> **WORK TASK**
Everything in the records except the pictures needs to be printed again exactly.

Content starts

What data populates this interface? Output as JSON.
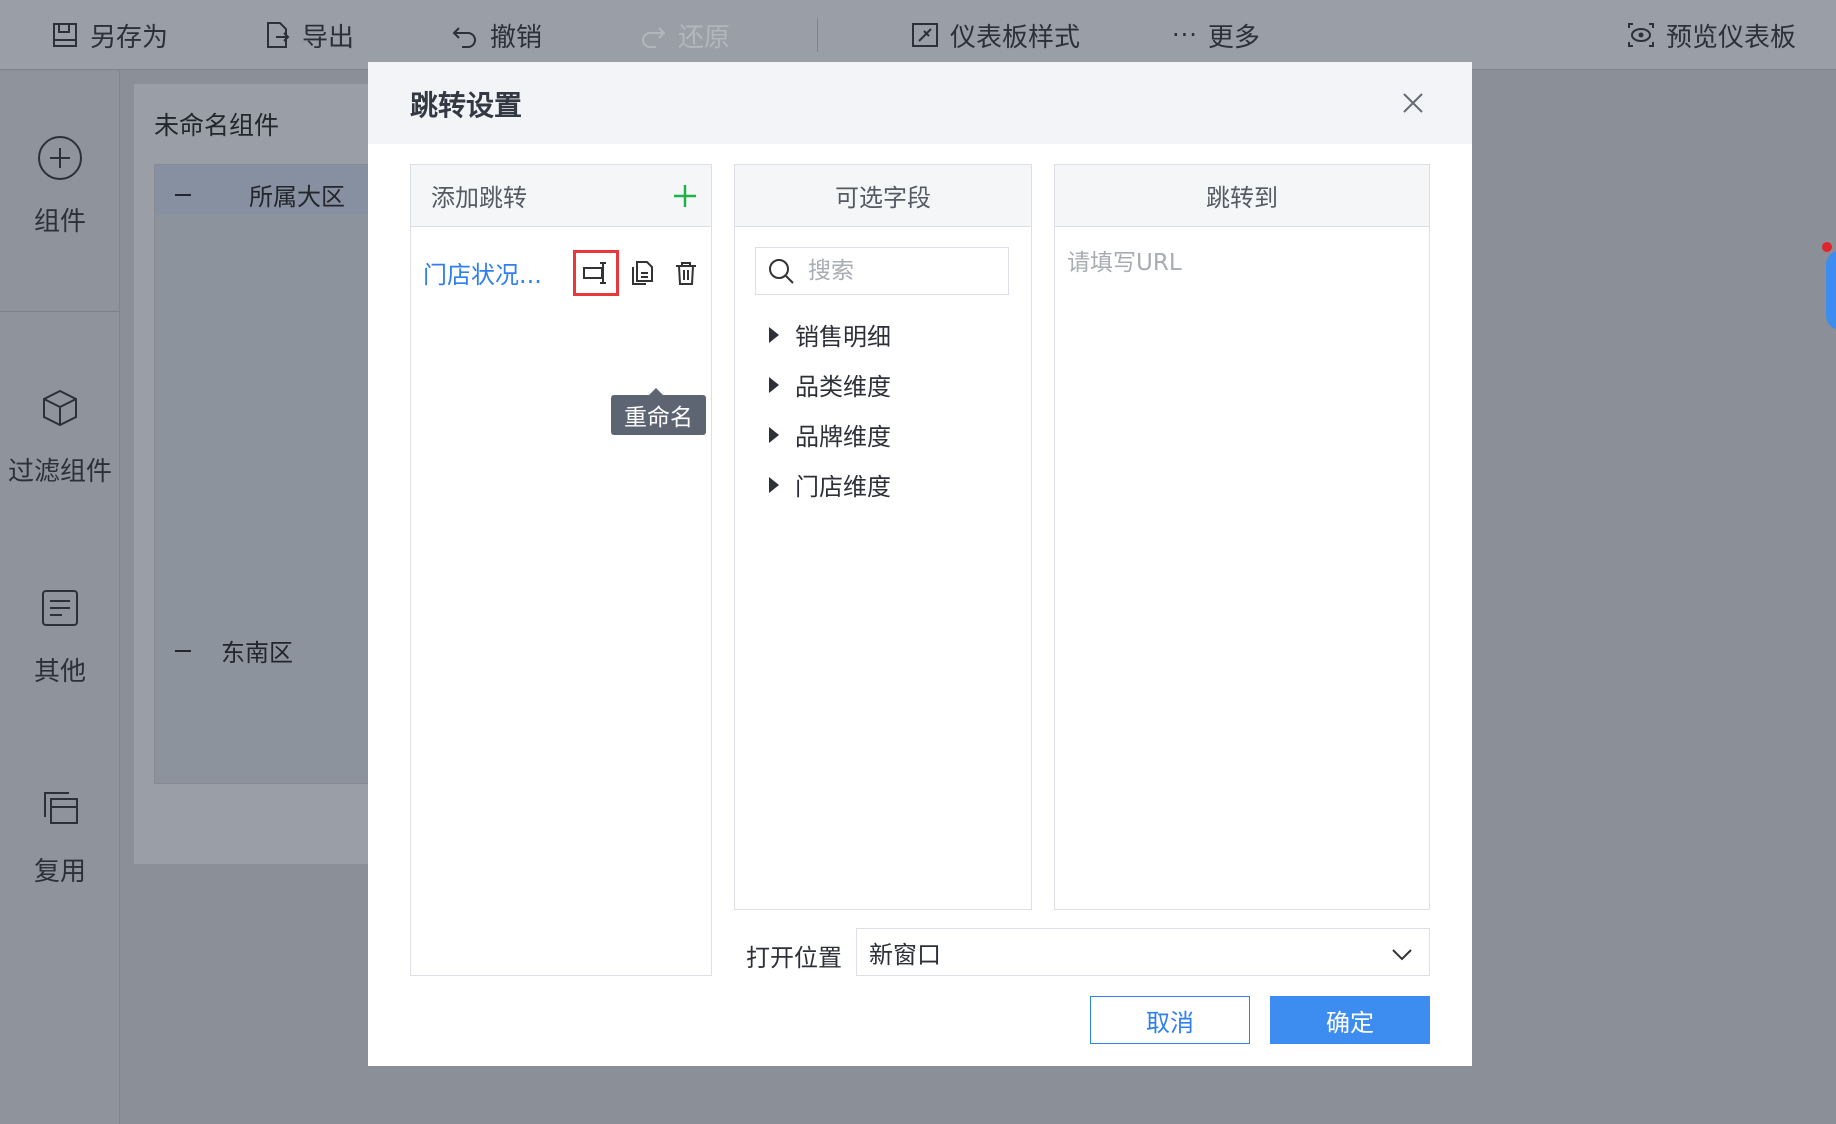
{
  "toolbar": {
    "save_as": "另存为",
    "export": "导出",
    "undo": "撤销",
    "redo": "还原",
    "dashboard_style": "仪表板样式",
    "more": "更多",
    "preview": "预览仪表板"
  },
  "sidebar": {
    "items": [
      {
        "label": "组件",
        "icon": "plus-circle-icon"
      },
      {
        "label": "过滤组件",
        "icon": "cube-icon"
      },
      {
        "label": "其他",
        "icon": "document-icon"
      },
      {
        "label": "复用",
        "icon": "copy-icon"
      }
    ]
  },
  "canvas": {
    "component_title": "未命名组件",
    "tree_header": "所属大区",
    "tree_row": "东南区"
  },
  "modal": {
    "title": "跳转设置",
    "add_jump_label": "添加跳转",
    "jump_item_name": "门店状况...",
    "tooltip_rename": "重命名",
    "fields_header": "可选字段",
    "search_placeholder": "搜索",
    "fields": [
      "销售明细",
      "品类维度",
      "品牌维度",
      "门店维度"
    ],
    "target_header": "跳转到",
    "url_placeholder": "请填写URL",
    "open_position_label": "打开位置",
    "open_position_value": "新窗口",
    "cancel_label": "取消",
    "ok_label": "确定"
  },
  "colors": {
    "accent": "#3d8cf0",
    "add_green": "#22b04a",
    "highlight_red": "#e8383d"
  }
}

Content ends

> **RESULT**
What data populates this interface? Output as JSON.
{
  "toolbar": {
    "save_as": "另存为",
    "export": "导出",
    "undo": "撤销",
    "redo": "还原",
    "dashboard_style": "仪表板样式",
    "more": "更多",
    "preview": "预览仪表板"
  },
  "sidebar": {
    "items": [
      {
        "label": "组件",
        "icon": "plus-circle-icon"
      },
      {
        "label": "过滤组件",
        "icon": "cube-icon"
      },
      {
        "label": "其他",
        "icon": "document-icon"
      },
      {
        "label": "复用",
        "icon": "copy-icon"
      }
    ]
  },
  "canvas": {
    "component_title": "未命名组件",
    "tree_header": "所属大区",
    "tree_row": "东南区"
  },
  "modal": {
    "title": "跳转设置",
    "add_jump_label": "添加跳转",
    "jump_item_name": "门店状况...",
    "tooltip_rename": "重命名",
    "fields_header": "可选字段",
    "search_placeholder": "搜索",
    "fields": [
      "销售明细",
      "品类维度",
      "品牌维度",
      "门店维度"
    ],
    "target_header": "跳转到",
    "url_placeholder": "请填写URL",
    "open_position_label": "打开位置",
    "open_position_value": "新窗口",
    "cancel_label": "取消",
    "ok_label": "确定"
  },
  "colors": {
    "accent": "#3d8cf0",
    "add_green": "#22b04a",
    "highlight_red": "#e8383d"
  }
}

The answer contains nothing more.